● **ABOUT THIS TASK**:
Your answer should be an exact copy of every record.

====== EXTRACTED RECORDS

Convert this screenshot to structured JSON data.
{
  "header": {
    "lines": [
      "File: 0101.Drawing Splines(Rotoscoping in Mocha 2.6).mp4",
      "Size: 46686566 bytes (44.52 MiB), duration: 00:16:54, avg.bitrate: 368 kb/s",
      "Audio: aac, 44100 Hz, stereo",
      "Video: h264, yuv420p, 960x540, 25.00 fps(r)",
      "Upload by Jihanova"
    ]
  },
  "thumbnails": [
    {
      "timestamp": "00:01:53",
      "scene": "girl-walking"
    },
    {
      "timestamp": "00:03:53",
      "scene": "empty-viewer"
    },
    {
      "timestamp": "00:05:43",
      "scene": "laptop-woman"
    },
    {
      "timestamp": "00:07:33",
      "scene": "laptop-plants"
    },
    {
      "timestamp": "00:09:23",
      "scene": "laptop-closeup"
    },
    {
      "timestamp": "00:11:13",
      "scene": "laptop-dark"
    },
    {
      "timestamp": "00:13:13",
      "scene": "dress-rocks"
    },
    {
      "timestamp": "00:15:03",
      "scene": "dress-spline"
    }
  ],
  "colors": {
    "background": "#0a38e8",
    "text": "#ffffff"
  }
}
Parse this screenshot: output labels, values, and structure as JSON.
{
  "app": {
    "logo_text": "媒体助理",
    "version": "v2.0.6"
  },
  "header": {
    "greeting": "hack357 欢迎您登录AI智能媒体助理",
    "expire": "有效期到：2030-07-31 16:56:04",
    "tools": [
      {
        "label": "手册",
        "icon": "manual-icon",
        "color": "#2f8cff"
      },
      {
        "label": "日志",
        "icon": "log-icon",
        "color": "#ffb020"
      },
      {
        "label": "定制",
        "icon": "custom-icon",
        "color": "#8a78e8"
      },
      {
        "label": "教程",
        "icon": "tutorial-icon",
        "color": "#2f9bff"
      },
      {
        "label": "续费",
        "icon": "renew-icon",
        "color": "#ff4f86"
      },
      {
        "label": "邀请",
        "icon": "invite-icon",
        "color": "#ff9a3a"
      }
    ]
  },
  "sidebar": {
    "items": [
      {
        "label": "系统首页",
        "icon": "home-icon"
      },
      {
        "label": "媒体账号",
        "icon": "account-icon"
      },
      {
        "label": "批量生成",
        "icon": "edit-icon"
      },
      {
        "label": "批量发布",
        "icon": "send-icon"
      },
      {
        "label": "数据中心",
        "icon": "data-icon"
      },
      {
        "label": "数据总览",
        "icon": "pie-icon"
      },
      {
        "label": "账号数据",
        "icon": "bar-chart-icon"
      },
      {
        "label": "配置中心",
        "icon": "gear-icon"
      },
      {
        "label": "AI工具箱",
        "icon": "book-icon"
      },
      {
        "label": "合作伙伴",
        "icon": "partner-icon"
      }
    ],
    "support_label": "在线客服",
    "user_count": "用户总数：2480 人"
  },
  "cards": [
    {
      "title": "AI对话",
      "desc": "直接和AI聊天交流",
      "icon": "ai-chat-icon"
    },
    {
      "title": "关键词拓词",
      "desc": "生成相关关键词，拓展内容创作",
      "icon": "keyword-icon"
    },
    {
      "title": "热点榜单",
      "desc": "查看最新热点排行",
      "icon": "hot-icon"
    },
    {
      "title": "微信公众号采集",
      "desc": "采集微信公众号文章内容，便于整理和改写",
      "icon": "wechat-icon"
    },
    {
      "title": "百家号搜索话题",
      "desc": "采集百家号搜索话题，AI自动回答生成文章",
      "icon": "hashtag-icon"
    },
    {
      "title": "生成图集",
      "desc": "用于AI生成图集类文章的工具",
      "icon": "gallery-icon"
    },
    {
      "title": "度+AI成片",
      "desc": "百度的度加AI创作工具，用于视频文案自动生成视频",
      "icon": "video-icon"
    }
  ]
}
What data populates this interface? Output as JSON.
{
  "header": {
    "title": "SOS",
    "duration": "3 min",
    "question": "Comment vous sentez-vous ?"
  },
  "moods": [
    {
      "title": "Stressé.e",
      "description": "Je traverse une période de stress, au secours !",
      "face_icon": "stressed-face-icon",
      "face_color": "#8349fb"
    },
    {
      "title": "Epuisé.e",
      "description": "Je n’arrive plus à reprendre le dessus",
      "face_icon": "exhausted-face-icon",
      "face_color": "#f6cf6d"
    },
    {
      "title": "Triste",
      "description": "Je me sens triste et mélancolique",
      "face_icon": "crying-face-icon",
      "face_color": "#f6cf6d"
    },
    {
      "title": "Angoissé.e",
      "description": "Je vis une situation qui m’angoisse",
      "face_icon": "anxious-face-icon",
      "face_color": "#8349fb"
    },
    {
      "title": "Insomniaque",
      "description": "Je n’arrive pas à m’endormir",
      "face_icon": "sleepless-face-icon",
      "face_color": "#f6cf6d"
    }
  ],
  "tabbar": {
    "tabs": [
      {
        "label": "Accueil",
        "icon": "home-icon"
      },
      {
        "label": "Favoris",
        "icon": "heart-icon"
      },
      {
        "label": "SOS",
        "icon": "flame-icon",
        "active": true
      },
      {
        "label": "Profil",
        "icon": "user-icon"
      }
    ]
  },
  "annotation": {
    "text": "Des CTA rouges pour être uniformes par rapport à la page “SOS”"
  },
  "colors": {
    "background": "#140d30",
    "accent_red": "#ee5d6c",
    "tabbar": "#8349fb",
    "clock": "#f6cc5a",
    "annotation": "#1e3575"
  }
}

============

● **SOLVED EXERCISE**:
Convert this screenshot to structured JSON data.
{
  "header": {
    "lines": [
      "File: 0101.Drawing Splines(Rotoscoping in Mocha 2.6).mp4",
      "Size: 46686566 bytes (44.52 MiB), duration: 00:16:54, avg.bitrate: 368 kb/s",
      "Audio: aac, 44100 Hz, stereo",
      "Video: h264, yuv420p, 960x540, 25.00 fps(r)",
      "Upload by Jihanova"
    ]
  },
  "thumbnails": [
    {
      "timestamp": "00:01:53",
      "scene": "girl-walking"
    },
    {
      "timestamp": "00:03:53",
      "scene": "empty-viewer"
    },
    {
      "timestamp": "00:05:43",
      "scene": "laptop-woman"
    },
    {
      "timestamp": "00:07:33",
      "scene": "laptop-plants"
    },
    {
      "timestamp": "00:09:23",
      "scene": "laptop-closeup"
    },
    {
      "timestamp": "00:11:13",
      "scene": "laptop-dark"
    },
    {
      "timestamp": "00:13:13",
      "scene": "dress-rocks"
    },
    {
      "timestamp": "00:15:03",
      "scene": "dress-spline"
    }
  ],
  "colors": {
    "background": "#0a38e8",
    "text": "#ffffff"
  }
}
Parse this screenshot: output labels, values, and structure as JSON.
{
  "app": {
    "logo_text": "媒体助理",
    "version": "v2.0.6"
  },
  "header": {
    "greeting": "hack357 欢迎您登录AI智能媒体助理",
    "expire": "有效期到：2030-07-31 16:56:04",
    "tools": [
      {
        "label": "手册",
        "icon": "manual-icon",
        "color": "#2f8cff"
      },
      {
        "label": "日志",
        "icon": "log-icon",
        "color": "#ffb020"
      },
      {
        "label": "定制",
        "icon": "custom-icon",
        "color": "#8a78e8"
      },
      {
        "label": "教程",
        "icon": "tutorial-icon",
        "color": "#2f9bff"
      },
      {
        "label": "续费",
        "icon": "renew-icon",
        "color": "#ff4f86"
      },
      {
        "label": "邀请",
        "icon": "invite-icon",
        "color": "#ff9a3a"
      }
    ]
  },
  "sidebar": {
    "items": [
      {
        "label": "系统首页",
        "icon": "home-icon"
      },
      {
        "label": "媒体账号",
        "icon": "account-icon"
      },
      {
        "label": "批量生成",
        "icon": "edit-icon"
      },
      {
        "label": "批量发布",
        "icon": "send-icon"
      },
      {
        "label": "数据中心",
        "icon": "data-icon"
      },
      {
        "label": "数据总览",
        "icon": "pie-icon"
      },
      {
        "label": "账号数据",
        "icon": "bar-chart-icon"
      },
      {
        "label": "配置中心",
        "icon": "gear-icon"
      },
      {
        "label": "AI工具箱",
        "icon": "book-icon"
      },
      {
        "label": "合作伙伴",
        "icon": "partner-icon"
      }
    ],
    "support_label": "在线客服",
    "user_count": "用户总数：2480 人"
  },
  "cards": [
    {
      "title": "AI对话",
      "desc": "直接和AI聊天交流",
      "icon": "ai-chat-icon"
    },
    {
      "title": "关键词拓词",
      "desc": "生成相关关键词，拓展内容创作",
      "icon": "keyword-icon"
    },
    {
      "title": "热点榜单",
      "desc": "查看最新热点排行",
      "icon": "hot-icon"
    },
    {
      "title": "微信公众号采集",
      "desc": "采集微信公众号文章内容，便于整理和改写",
      "icon": "wechat-icon"
    },
    {
      "title": "百家号搜索话题",
      "desc": "采集百家号搜索话题，AI自动回答生成文章",
      "icon": "hashtag-icon"
    },
    {
      "title": "生成图集",
      "desc": "用于AI生成图集类文章的工具",
      "icon": "gallery-icon"
    },
    {
      "title": "度+AI成片",
      "desc": "百度的度加AI创作工具，用于视频文案自动生成视频",
      "icon": "video-icon"
    }
  ]
}
What data populates this interface? Output as JSON.
{
  "header": {
    "title": "SOS",
    "duration": "3 min",
    "question": "Comment vous sentez-vous ?"
  },
  "moods": [
    {
      "title": "Stressé.e",
      "description": "Je traverse une période de stress, au secours !",
      "face_icon": "stressed-face-icon",
      "face_color": "#8349fb"
    },
    {
      "title": "Epuisé.e",
      "description": "Je n’arrive plus à reprendre le dessus",
      "face_icon": "exhausted-face-icon",
      "face_color": "#f6cf6d"
    },
    {
      "title": "Triste",
      "description": "Je me sens triste et mélancolique",
      "face_icon": "crying-face-icon",
      "face_color": "#f6cf6d"
    },
    {
      "title": "Angoissé.e",
      "description": "Je vis une situation qui m’angoisse",
      "face_icon": "anxious-face-icon",
      "face_color": "#8349fb"
    },
    {
      "title": "Insomniaque",
      "description": "Je n’arrive pas à m’endormir",
      "face_icon": "sleepless-face-icon",
      "face_color": "#f6cf6d"
    }
  ],
  "tabbar": {
    "tabs": [
      {
        "label": "Accueil",
        "icon": "home-icon"
      },
      {
        "label": "Favoris",
        "icon": "heart-icon"
      },
      {
        "label": "SOS",
        "icon": "flame-icon",
        "active": true
      },
      {
        "label": "Profil",
        "icon": "user-icon"
      }
    ]
  },
  "annotation": {
    "text": "Des CTA rouges pour être uniformes par rapport à la page “SOS”"
  },
  "colors": {
    "background": "#140d30",
    "accent_red": "#ee5d6c",
    "tabbar": "#8349fb",
    "clock": "#f6cc5a",
    "annotation": "#1e3575"
  }
}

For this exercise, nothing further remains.